Old Joe lived out in the country and had a neighbor who’d been a close friend all his life. As their children grew older and moved away and spouses died, the two men relied on each other. All they had were their farms and their friendship. But one day, they had an argument — a silly one over a stray calf. The calf was found on Joe’s friend’s land and he had claimed it as his own. But Joe insisted that since it had the same markings as his own cow, it belonged to him.
Being stubborn men and full of pride, the two men stopped speaking to each other. A dark cloud had moved over their friendship and, even though they truly missed one another, neither was willing to give in. Months passed.
One morning there was a knock on Joe’s door. There stood a young man with a bag of tools. “Sir, I’m in need of work — is there anything I can do to help around your lovely farm?”
Joe couldn’t help but notice the new creek that his neighbor had dug along their property line the week before — just one more thorn in his side. “See that crick over yonder? My neighbor plowed that furrow and flooded it last week just to irritate me since he stole my calf. Tell you what. I’ll pay you to go out there and build me a fence — a big one — right along my side of that crick. I don’t want to lay eyes on my neighbor or his property anymore!”

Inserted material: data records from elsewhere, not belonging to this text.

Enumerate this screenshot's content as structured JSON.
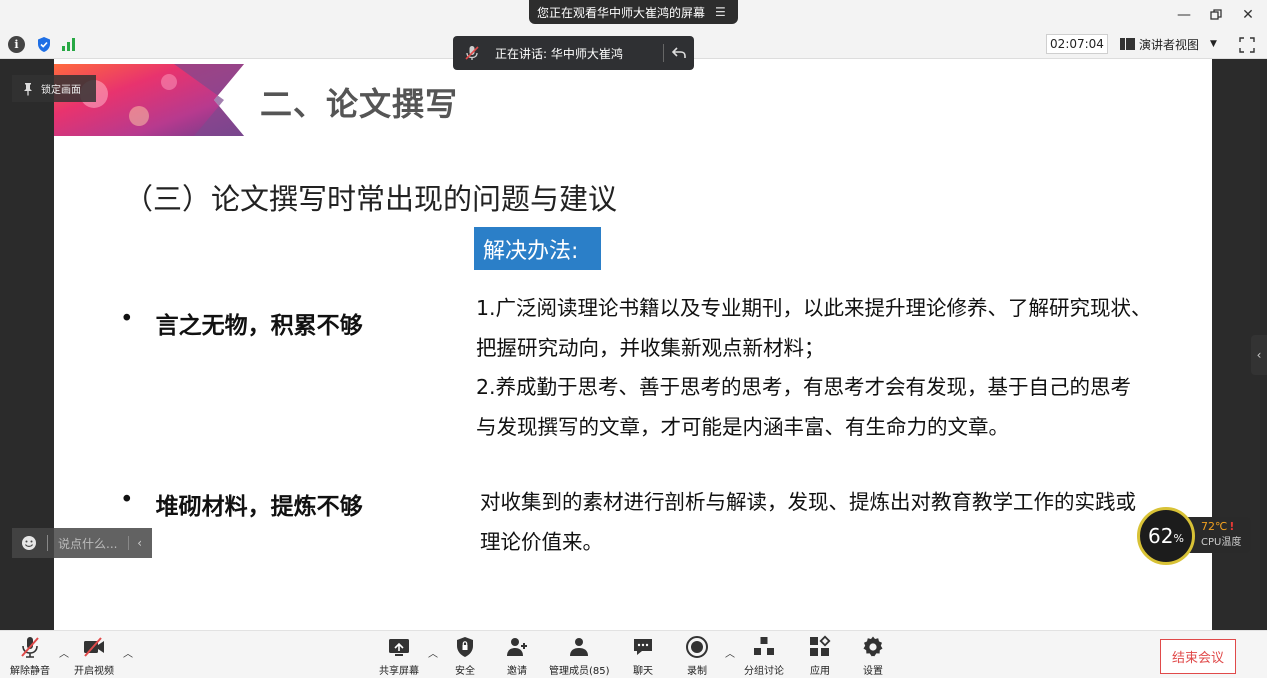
{
  "window": {
    "share_banner": "您正在观看华中师大崔鸿的屏幕",
    "menu_icon": "hamburger-icon",
    "controls": [
      "minimize-icon",
      "restore-icon",
      "close-icon"
    ]
  },
  "infobar": {
    "timer": "02:07:04",
    "view_mode": "演讲者视图",
    "speaker_prefix": "正在讲话: 华中师大崔鸿",
    "signal_color": "#27a844",
    "shield_color": "#1f6fe5"
  },
  "overlay": {
    "pin_label": "锁定画面",
    "chat_placeholder": "说点什么...",
    "cpu_percent": "62",
    "cpu_percent_unit": "%",
    "cpu_temp": "72℃",
    "cpu_temp_alert": "!",
    "cpu_label": "CPU温度"
  },
  "slide": {
    "heading": "二、论文撰写",
    "subheading": "（三）论文撰写时常出现的问题与建议",
    "solution_tag": "解决办法:",
    "tag_color": "#2b7fc8",
    "problems": [
      {
        "bullet": "•",
        "title": "言之无物，积累不够",
        "lines": [
          "1.广泛阅读理论书籍以及专业期刊，以此来提升理论修养、了解研究现状、",
          "把握研究动向，并收集新观点新材料；",
          "2.养成勤于思考、善于思考的思考，有思考才会有发现，基于自己的思考",
          "与发现撰写的文章，才可能是内涵丰富、有生命力的文章。"
        ]
      },
      {
        "bullet": "•",
        "title": "堆砌材料，提炼不够",
        "lines": [
          "对收集到的素材进行剖析与解读，发现、提炼出对教育教学工作的实践或",
          "理论价值来。"
        ]
      }
    ]
  },
  "toolbar": {
    "unmute": "解除静音",
    "start_video": "开启视频",
    "share_screen": "共享屏幕",
    "security": "安全",
    "invite": "邀请",
    "manage_members": "管理成员(85)",
    "chat": "聊天",
    "record": "录制",
    "breakout": "分组讨论",
    "apps": "应用",
    "settings": "设置",
    "end_meeting": "结束会议",
    "end_color": "#e04a4a",
    "muted_color": "#e04a4a"
  }
}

So, the young carpenter set to work.
Joe had to go into town that day, but when he returned he was pleased to see that his new help had actually finished the job. He pulled up the truck. His eyes went wide and his mouth fell open . . . because there wasn’t a fence there at all. Instead, it was a bridge, going from one side of the creek to the other! It had handrails and all. And to Joe’s surprise, there was his neighbor, crossing the bridge with tear starting down his cheek and his hand stretched out. “Joe, you’re quite a fellow to build this bridge. I’d never been able to do that. I’m so glad we’re going to be friends again!”

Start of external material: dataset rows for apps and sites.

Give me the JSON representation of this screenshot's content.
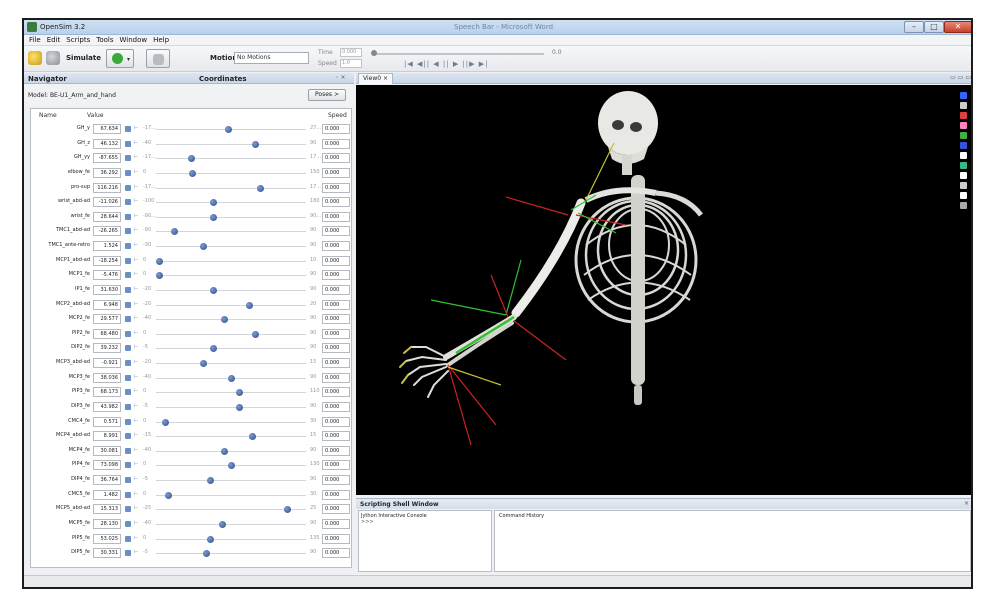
{
  "window": {
    "title": "OpenSim 3.2",
    "center_title": "Speech Bar - Microsoft Word",
    "minimize_label": "–",
    "maximize_label": "□",
    "close_label": "✕"
  },
  "menu": [
    "File",
    "Edit",
    "Scripts",
    "Tools",
    "Window",
    "Help"
  ],
  "toolbar": {
    "simulate_label": "Simulate",
    "simulate_arrow": "▾",
    "motion_label": "Motion:",
    "motion_value": "No Motions",
    "time_label": "Time",
    "time_value": "0.000",
    "speed_label": "Speed",
    "speed_value": "1.0",
    "time_end": "0.0",
    "playback": "|◀ ◀|| ◀ || ▶ ||▶ ▶|"
  },
  "navigator": {
    "tab_label": "Navigator",
    "coordinates_tab_label": "Coordinates",
    "panel_controls": "◦ ×",
    "model_label": "Model: BE-U1_Arm_and_hand",
    "poses_label": "Poses >"
  },
  "coordinates": {
    "col_name": "Name",
    "col_value": "Value",
    "col_speed": "Speed",
    "rows": [
      {
        "name": "GH_y",
        "value": "67.634",
        "min": "-17...",
        "max": "27...",
        "pos": 0.48,
        "speed": "0.000"
      },
      {
        "name": "GH_z",
        "value": "46.132",
        "min": "-40",
        "max": "90",
        "pos": 0.66,
        "speed": "0.000"
      },
      {
        "name": "GH_yy",
        "value": "-87.655",
        "min": "-17...",
        "max": "17...",
        "pos": 0.23,
        "speed": "0.000"
      },
      {
        "name": "elbow_fe",
        "value": "36.292",
        "min": "0",
        "max": "150",
        "pos": 0.24,
        "speed": "0.000"
      },
      {
        "name": "pro-sup",
        "value": "116.216",
        "min": "-17...",
        "max": "17...",
        "pos": 0.69,
        "speed": "0.000"
      },
      {
        "name": "wrist_abd-ad",
        "value": "-11.026",
        "min": "-100",
        "max": "180",
        "pos": 0.38,
        "speed": "0.000"
      },
      {
        "name": "wrist_fe",
        "value": "28.644",
        "min": "-90...",
        "max": "90...",
        "pos": 0.38,
        "speed": "0.000"
      },
      {
        "name": "TMC1_abd-ad",
        "value": "-26.265",
        "min": "-90",
        "max": "90",
        "pos": 0.12,
        "speed": "0.000"
      },
      {
        "name": "TMC1_ante-retro",
        "value": "1.524",
        "min": "-30",
        "max": "90",
        "pos": 0.31,
        "speed": "0.000"
      },
      {
        "name": "MCP1_abd-ad",
        "value": "-18.254",
        "min": "0",
        "max": "10",
        "pos": 0.02,
        "speed": "0.000"
      },
      {
        "name": "MCP1_fe",
        "value": "-5.476",
        "min": "0",
        "max": "90",
        "pos": 0.02,
        "speed": "0.000"
      },
      {
        "name": "IP1_fe",
        "value": "31.630",
        "min": "-20",
        "max": "90",
        "pos": 0.38,
        "speed": "0.000"
      },
      {
        "name": "MCP2_abd-ad",
        "value": "6.948",
        "min": "-20",
        "max": "20",
        "pos": 0.62,
        "speed": "0.000"
      },
      {
        "name": "MCP2_fe",
        "value": "29.577",
        "min": "-40",
        "max": "90",
        "pos": 0.45,
        "speed": "0.000"
      },
      {
        "name": "PIP2_fe",
        "value": "68.480",
        "min": "0",
        "max": "90",
        "pos": 0.66,
        "speed": "0.000"
      },
      {
        "name": "DIP2_fe",
        "value": "39.232",
        "min": "-5",
        "max": "90",
        "pos": 0.38,
        "speed": "0.000"
      },
      {
        "name": "MCP3_abd-ad",
        "value": "-0.921",
        "min": "-20",
        "max": "15",
        "pos": 0.31,
        "speed": "0.000"
      },
      {
        "name": "MCP3_fe",
        "value": "38.036",
        "min": "-40",
        "max": "90",
        "pos": 0.5,
        "speed": "0.000"
      },
      {
        "name": "PIP3_fe",
        "value": "68.173",
        "min": "0",
        "max": "110",
        "pos": 0.55,
        "speed": "0.000"
      },
      {
        "name": "DIP3_fe",
        "value": "43.982",
        "min": "-5",
        "max": "90",
        "pos": 0.55,
        "speed": "0.000"
      },
      {
        "name": "CMC4_fe",
        "value": "0.571",
        "min": "0",
        "max": "30",
        "pos": 0.06,
        "speed": "0.000"
      },
      {
        "name": "MCP4_abd-ad",
        "value": "8.991",
        "min": "-15",
        "max": "15",
        "pos": 0.64,
        "speed": "0.000"
      },
      {
        "name": "MCP4_fe",
        "value": "30.081",
        "min": "-40",
        "max": "90",
        "pos": 0.45,
        "speed": "0.000"
      },
      {
        "name": "PIP4_fe",
        "value": "73.098",
        "min": "0",
        "max": "130",
        "pos": 0.5,
        "speed": "0.000"
      },
      {
        "name": "DIP4_fe",
        "value": "36.764",
        "min": "-5",
        "max": "90",
        "pos": 0.36,
        "speed": "0.000"
      },
      {
        "name": "CMC5_fe",
        "value": "1.482",
        "min": "0",
        "max": "30",
        "pos": 0.08,
        "speed": "0.000"
      },
      {
        "name": "MCP5_abd-ad",
        "value": "15.313",
        "min": "-25",
        "max": "25",
        "pos": 0.87,
        "speed": "0.000"
      },
      {
        "name": "MCP5_fe",
        "value": "28.130",
        "min": "-40",
        "max": "90",
        "pos": 0.44,
        "speed": "0.000"
      },
      {
        "name": "PIP5_fe",
        "value": "53.025",
        "min": "0",
        "max": "135",
        "pos": 0.36,
        "speed": "0.000"
      },
      {
        "name": "DIP5_fe",
        "value": "30.331",
        "min": "-5",
        "max": "90",
        "pos": 0.33,
        "speed": "0.000"
      }
    ]
  },
  "view": {
    "tab_label": "View0",
    "tab_close": "×",
    "controls": "▭ ▭ ▭"
  },
  "view_toolbar_colors": [
    "#3366ff",
    "#cccccc",
    "#e04040",
    "#ff7fbf",
    "#40b040",
    "#3355dd",
    "#ffffff",
    "#33bb88",
    "#ffffff",
    "#cccccc",
    "#ffffff",
    "#aaaaaa"
  ],
  "shell": {
    "title": "Scripting Shell Window",
    "close": "×",
    "console_title": "Jython Interactive Console",
    "prompt": ">>>",
    "history_title": "Command History"
  }
}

Joe put his arms around his neighbor and said, “Well, maybe that calf is yours after all. I don’t know. But I’m glad we’re talking again!”
The young man put his tools in his bag, hoisted it up onto his shoulder, and started to walk away. Joe said, “Wait, come back here. I got lots of projects for you if you’d like to stay on.” The handyman just smiled and said, “I’d like to stay, Joe, but I can’t. I got more bridges to build.”

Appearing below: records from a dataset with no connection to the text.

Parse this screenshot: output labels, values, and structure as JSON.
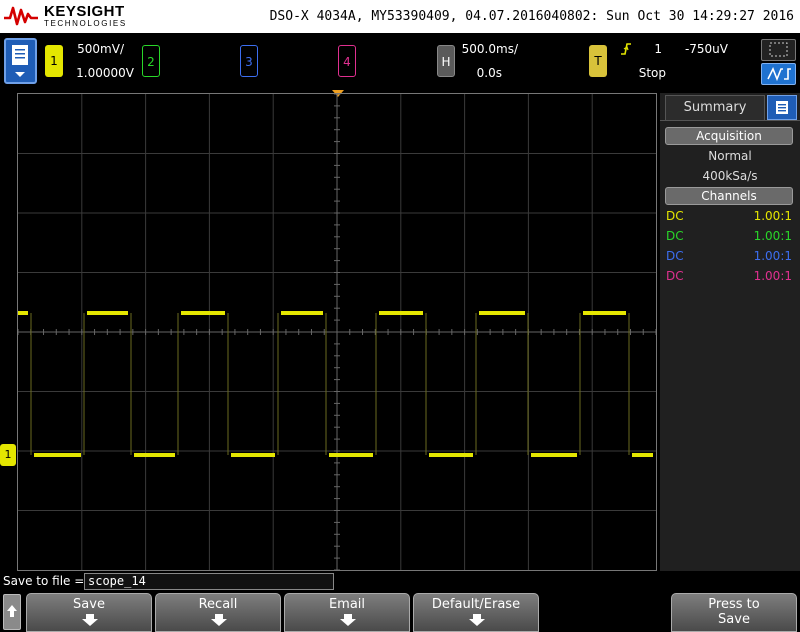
{
  "brand": {
    "name": "KEYSIGHT",
    "sub": "TECHNOLOGIES"
  },
  "scope_info": "DSO-X 4034A, MY53390409, 04.07.2016040802: Sun Oct 30 14:29:27 2016",
  "channels": [
    {
      "num": "1",
      "scale": "500mV/",
      "offset": "1.00000V",
      "color": "#e4e600"
    },
    {
      "num": "2",
      "color": "#29d629"
    },
    {
      "num": "3",
      "color": "#3c6ef0"
    },
    {
      "num": "4",
      "color": "#e03090"
    }
  ],
  "horizontal": {
    "label": "H",
    "timebase": "500.0ms/",
    "delay": "0.0s"
  },
  "trigger": {
    "label": "T",
    "source": "1",
    "level": "-750uV",
    "status": "Stop",
    "edge_icon": "rising-edge-icon"
  },
  "ch1_marker": "1",
  "side_panel": {
    "tab": "Summary",
    "acquisition_header": "Acquisition",
    "mode": "Normal",
    "rate": "400kSa/s",
    "channels_header": "Channels",
    "channel_rows": [
      {
        "coupling": "DC",
        "ratio": "1.00:1",
        "color": "#e4e600"
      },
      {
        "coupling": "DC",
        "ratio": "1.00:1",
        "color": "#29d629"
      },
      {
        "coupling": "DC",
        "ratio": "1.00:1",
        "color": "#3c6ef0"
      },
      {
        "coupling": "DC",
        "ratio": "1.00:1",
        "color": "#e03090"
      }
    ]
  },
  "save": {
    "label": "Save to file =",
    "filename": "scope_14"
  },
  "softkeys": {
    "save": "Save",
    "recall": "Recall",
    "email": "Email",
    "default_erase": "Default/Erase",
    "press_to": "Press to",
    "press_save": "Save"
  },
  "waveform": {
    "channel": "1",
    "levels": [
      "high",
      "low"
    ],
    "segments": [
      "high",
      "low",
      "high",
      "low",
      "high",
      "low",
      "high",
      "low",
      "high",
      "low",
      "high",
      "low",
      "high",
      "low"
    ]
  }
}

I heard that story years ago and always thought of it as a simple story about encouraging bridge building in our relationships, our work, and our world — that bridge-building is at the heart of who we are called to be as Christians.
But I’ve been thinking about spirit and the Holy Spirit and this idea that it’s a thing, right? That some people got it and some people don’t. Or that there’s something you have to do or ask or believe to get it. Or that it’s just a strange religious practice that some churches do and others don’t.
It seems to me that if reconciliation and redemption are at the heart of God’s being in the world, then maybe Spirit is more than a thing we name and get. Maybe Spirit is a way of being in a relationship with the world, a difficult way at times, but one which we practice and participate in daily, even moment by moment.
One of my favorite theologians and philosophers, Martin Buber, once wrote, “Our relationships live in the place between us, and that place between is sacred.”
This Sunday, in eleven:eleven I want to think with you some more about the Holy Spirit. Is it a thing, or no thing, or something else entirely? And I want to talk more with you about our upcoming move June 10. And speaking of spirit, I hope you’re as enthused about it as I am!
Sunday, May 27, in eleven:eleven
“spooky relations and delightful spirits”
rev. tom mcdermott
with vocalist lisa stoval back with us, brad thompson, the revolution band
and the music of paul simon, beth wood, and broken bells!
See you Sunday!
Associate Pastor of eleven:eleven